Visiting Melbourne and hoping to see Australian animals up close? Then Healesville Sanctuary is where you’ll want to go – described as a bushland haven for Australian animals.
I haven’t been there since the children were small and I’d forgotten how lovely it is to wander along the gravel paths between the gum trees to see emus, koalas, kangaroos, dingos, wombats, echidnas, platypuses, possums, birds and much more.
It’s a one hour drive from Melbourne, but well worth the trip. You can catch the Zoobus leaving Federation Square at 9am everyday or drive and add on a tour of the nearby wineries, restaurants and art in the Yarra Valley – more on that later.
Whatever your mode of transport, my advice is to book at least one Close-up Encounter in advance. The keeper takes you and a maximum of 7 other people into the animal enclosure to either feed a kangaroo, pat an echidna, handle a python or take selfies with a koala.
There are also daily keeper’s talks for a wide range animals – we loved the platypus talk!
Up close with a koala

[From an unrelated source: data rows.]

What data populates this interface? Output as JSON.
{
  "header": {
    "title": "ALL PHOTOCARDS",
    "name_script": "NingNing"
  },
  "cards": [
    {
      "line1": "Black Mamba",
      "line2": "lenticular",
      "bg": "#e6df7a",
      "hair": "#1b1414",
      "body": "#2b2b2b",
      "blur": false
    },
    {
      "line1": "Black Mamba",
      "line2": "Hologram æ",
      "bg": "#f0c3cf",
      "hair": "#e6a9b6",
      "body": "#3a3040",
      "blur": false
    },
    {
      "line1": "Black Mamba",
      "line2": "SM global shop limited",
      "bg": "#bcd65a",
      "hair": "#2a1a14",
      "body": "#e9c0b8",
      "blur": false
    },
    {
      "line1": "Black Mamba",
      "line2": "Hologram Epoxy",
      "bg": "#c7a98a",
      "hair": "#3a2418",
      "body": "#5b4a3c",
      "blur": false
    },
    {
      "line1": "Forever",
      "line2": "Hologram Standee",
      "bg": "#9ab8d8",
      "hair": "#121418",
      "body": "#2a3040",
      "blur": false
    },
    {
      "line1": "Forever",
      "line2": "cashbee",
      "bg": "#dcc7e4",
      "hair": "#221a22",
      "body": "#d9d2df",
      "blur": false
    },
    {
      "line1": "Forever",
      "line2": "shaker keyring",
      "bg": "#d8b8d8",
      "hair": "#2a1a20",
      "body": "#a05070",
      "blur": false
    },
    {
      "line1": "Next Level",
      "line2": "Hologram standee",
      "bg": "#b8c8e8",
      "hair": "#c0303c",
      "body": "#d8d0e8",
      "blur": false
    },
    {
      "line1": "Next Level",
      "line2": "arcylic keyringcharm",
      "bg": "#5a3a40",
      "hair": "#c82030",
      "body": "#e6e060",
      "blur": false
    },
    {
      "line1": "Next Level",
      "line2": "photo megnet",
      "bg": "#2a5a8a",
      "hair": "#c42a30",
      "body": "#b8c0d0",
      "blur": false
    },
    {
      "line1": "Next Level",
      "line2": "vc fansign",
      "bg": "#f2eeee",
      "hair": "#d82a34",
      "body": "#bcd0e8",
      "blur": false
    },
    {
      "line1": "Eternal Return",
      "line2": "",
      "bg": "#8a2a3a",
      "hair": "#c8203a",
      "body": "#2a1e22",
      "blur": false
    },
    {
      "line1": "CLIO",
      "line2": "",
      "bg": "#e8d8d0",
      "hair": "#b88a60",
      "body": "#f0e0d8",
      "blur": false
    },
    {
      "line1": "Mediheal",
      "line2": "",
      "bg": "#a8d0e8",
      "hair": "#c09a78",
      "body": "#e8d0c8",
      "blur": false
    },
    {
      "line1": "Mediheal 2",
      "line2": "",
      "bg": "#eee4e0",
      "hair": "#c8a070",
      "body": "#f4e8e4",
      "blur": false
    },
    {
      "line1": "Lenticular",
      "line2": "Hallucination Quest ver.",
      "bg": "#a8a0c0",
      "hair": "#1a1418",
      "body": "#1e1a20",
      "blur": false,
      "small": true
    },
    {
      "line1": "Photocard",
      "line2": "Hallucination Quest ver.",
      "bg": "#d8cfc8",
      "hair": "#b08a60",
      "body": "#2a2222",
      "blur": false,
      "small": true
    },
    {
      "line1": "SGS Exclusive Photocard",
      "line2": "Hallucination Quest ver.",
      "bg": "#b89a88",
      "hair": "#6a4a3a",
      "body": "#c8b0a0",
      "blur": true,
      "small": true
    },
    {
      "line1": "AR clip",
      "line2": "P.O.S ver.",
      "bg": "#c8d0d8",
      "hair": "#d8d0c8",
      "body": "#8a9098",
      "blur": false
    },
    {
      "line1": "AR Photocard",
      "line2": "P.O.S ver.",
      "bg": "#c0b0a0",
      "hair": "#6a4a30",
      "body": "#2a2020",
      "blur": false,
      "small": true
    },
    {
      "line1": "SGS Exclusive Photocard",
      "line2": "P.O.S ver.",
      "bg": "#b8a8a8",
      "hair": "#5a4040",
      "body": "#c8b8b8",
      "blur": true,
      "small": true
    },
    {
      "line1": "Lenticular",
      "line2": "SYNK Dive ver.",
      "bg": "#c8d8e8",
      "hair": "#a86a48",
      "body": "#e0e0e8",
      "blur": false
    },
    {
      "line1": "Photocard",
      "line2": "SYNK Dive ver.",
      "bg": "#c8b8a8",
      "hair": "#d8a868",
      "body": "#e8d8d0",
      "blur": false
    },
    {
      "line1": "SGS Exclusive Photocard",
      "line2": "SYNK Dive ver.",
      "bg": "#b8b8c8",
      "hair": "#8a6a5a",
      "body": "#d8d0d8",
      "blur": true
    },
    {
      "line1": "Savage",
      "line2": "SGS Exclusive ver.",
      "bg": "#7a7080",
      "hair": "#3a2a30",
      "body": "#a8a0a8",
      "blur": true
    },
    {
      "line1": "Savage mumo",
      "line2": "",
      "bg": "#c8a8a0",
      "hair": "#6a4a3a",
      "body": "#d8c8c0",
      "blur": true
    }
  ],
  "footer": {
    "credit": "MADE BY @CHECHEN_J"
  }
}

Meet Tony who was rescued in 2013 after a road accident and is now missing a couple of claws as a result. The Healesville staff aren’t sure how old he is, but he’s a big boy with a very loud bellow (the name for a koala’s mating call). Usually sleeping for 20 hours a day, Tony was wide awake and very mobile during our close-up encounter, as you can see in the video.
Up close with a kangaroo
The Healesville kangaroos from Kangaroo Island in South Australia are surprisingly gentle when they eat from your hand. Smaller and sturdier than other species on the mainland, they have no natural predators on the island and are known to be the slowest moving kangaroo species. Healesville Sanctuary is also home to the red kangaroo, the largest living marsupial.
Up close with an echidna
It was quite a surprise to see an echidna eating. Shuffling along under a spiny armour, you’d imagine them to be munching in the undergrowth, but as you can see in the video they have incredibly long tongues. In the wild their diet usually consists of ants and termites and tiny spines on their tongue help them capture prey.
For more information about visiting Healesville Sanctuary, go to: www.zoo.org.au/healesville
Where to see other Australian animals
We’ve put together a few ideas in the Where to see Australian animals post on other places to see Australian animals, fairy penguins and dolphins.